Task to complete - The records below should be copied in full, exactly as shown.

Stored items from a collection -
##############################
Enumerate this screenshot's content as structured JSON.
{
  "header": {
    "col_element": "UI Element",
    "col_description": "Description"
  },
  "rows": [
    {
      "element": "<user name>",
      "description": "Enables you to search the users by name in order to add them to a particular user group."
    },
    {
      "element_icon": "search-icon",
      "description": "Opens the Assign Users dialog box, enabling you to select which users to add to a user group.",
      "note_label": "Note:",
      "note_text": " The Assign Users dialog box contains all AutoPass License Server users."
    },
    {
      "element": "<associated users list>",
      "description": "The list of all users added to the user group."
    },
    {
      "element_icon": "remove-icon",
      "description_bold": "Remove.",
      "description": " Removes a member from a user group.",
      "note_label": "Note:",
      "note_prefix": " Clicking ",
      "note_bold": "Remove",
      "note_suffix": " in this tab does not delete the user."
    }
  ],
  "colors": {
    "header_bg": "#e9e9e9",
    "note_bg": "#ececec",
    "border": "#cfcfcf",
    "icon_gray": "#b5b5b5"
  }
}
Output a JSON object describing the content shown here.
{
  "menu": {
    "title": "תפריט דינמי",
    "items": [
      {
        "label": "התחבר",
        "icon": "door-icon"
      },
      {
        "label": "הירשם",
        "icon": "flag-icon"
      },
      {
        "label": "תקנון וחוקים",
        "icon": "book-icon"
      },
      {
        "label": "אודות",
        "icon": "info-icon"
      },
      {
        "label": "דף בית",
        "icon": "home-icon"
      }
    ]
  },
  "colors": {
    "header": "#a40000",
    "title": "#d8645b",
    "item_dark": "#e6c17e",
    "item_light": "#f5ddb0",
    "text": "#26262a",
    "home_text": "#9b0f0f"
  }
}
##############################
Exercise output -
Enumerate this screenshot's content as structured JSON.
{
  "header": {
    "col_element": "UI Element",
    "col_description": "Description"
  },
  "rows": [
    {
      "element": "<user name>",
      "description": "Enables you to search the users by name in order to add them to a particular user group."
    },
    {
      "element_icon": "search-icon",
      "description": "Opens the Assign Users dialog box, enabling you to select which users to add to a user group.",
      "note_label": "Note:",
      "note_text": " The Assign Users dialog box contains all AutoPass License Server users."
    },
    {
      "element": "<associated users list>",
      "description": "The list of all users added to the user group."
    },
    {
      "element_icon": "remove-icon",
      "description_bold": "Remove.",
      "description": " Removes a member from a user group.",
      "note_label": "Note:",
      "note_prefix": " Clicking ",
      "note_bold": "Remove",
      "note_suffix": " in this tab does not delete the user."
    }
  ],
  "colors": {
    "header_bg": "#e9e9e9",
    "note_bg": "#ececec",
    "border": "#cfcfcf",
    "icon_gray": "#b5b5b5"
  }
}
Output a JSON object describing the content shown here.
{
  "menu": {
    "title": "תפריט דינמי",
    "items": [
      {
        "label": "התחבר",
        "icon": "door-icon"
      },
      {
        "label": "הירשם",
        "icon": "flag-icon"
      },
      {
        "label": "תקנון וחוקים",
        "icon": "book-icon"
      },
      {
        "label": "אודות",
        "icon": "info-icon"
      },
      {
        "label": "דף בית",
        "icon": "home-icon"
      }
    ]
  },
  "colors": {
    "header": "#a40000",
    "title": "#d8645b",
    "item_dark": "#e6c17e",
    "item_light": "#f5ddb0",
    "text": "#26262a",
    "home_text": "#9b0f0f"
  }
}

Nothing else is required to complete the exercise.